Six newly elected Californians are in Washington this week for a crash course in how to be a member of Congress.
They are sitting through daylong sessions on ethics, advice on hiring competent staff and managing their office budgets, and how to write legislation. Rep.-elect Jimmy Panetta (D-Carmel) compared the experience to trying to drink from a fire hose.
So The Times asked some of California's veteran members of Congress what advice they have for new members.
Rep. Ted Lieu (D-Torrance) suggested bringing noise-canceling headphones, Rep. Linda Sanchez (D-Whittier) advised buying duplicate pairs of shoes rather than carry them back and forth across the country.
Others were more serious tips. Rep. Grace Napolitano (D-Norwalk) urged her new colleagues to find members already working on issues they care about, rather than starting from scratch all alone. Rep. John Garamendi (D-Walnut Grove) said they should go to every available training session or seminar on Capitol Hill in order to get up to speed as soon as possible.
"Follow the rules so that your good work is not undercut," said Rep. Zoe Lofgren (D-San Jose), who leads the California Congressional Caucus.
"Get to know the Republicans from your state," Rep. Juan Vargas (D-San Diego) said. "It's great to work across the aisle because there are lots of things you actually can do for your state that are positive."
Some cautioned that the pace in Washington is slower that in the Statehouse or on a city council, where some new members have served.
"Slow and steady," Rep. Doug LaMalfa (R-Richvale) said. "Don't get too enamored with passing a bunch of bills."
But the most frequent piece of advice was to focus on the people who sent them to Washington.

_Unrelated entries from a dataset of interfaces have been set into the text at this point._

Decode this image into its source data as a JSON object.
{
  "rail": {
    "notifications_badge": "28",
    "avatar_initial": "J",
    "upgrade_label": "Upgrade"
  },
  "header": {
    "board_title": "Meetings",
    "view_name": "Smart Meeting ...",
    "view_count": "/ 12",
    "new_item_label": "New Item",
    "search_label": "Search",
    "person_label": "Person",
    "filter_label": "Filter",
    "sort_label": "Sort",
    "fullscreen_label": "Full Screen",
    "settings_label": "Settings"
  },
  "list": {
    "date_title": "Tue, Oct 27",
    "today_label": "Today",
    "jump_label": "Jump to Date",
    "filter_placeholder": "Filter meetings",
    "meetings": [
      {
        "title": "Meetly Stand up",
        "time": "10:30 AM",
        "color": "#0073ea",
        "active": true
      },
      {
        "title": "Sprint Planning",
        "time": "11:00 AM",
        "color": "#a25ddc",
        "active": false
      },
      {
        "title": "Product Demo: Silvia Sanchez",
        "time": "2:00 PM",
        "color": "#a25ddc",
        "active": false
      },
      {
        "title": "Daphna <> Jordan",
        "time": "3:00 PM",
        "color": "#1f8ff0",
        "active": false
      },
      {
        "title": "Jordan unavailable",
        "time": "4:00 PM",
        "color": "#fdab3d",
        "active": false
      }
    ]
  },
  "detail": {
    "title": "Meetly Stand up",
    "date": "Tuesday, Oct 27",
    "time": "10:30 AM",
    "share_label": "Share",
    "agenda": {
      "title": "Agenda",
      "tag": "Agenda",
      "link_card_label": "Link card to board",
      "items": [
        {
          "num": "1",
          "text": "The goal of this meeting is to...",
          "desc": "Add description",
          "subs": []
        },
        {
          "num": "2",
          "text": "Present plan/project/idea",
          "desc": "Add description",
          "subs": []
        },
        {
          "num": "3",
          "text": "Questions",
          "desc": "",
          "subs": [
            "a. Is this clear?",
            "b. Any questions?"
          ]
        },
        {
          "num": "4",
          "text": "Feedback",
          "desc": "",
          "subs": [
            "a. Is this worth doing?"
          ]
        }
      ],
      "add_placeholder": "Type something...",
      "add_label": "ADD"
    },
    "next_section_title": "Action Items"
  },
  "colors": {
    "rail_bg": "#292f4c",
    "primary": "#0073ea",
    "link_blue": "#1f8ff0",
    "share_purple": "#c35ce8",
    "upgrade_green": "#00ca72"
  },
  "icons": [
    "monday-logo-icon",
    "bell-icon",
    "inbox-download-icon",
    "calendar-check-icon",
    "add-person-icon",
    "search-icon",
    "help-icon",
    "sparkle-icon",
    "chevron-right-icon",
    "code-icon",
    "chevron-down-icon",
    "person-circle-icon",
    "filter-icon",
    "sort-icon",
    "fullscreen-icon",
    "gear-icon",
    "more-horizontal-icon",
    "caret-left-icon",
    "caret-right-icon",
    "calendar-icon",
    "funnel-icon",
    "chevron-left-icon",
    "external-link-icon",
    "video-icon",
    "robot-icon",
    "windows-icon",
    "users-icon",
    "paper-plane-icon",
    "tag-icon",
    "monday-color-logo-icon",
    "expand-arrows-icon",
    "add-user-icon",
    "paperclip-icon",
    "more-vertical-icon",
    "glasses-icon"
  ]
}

"Effective constituent services makes you a great public servant," said Rep. Barbara Lee (D-Oakland).
Finally, "get to know a really good therapist," advised Rep. Mark DeSaulnier (D-Concord).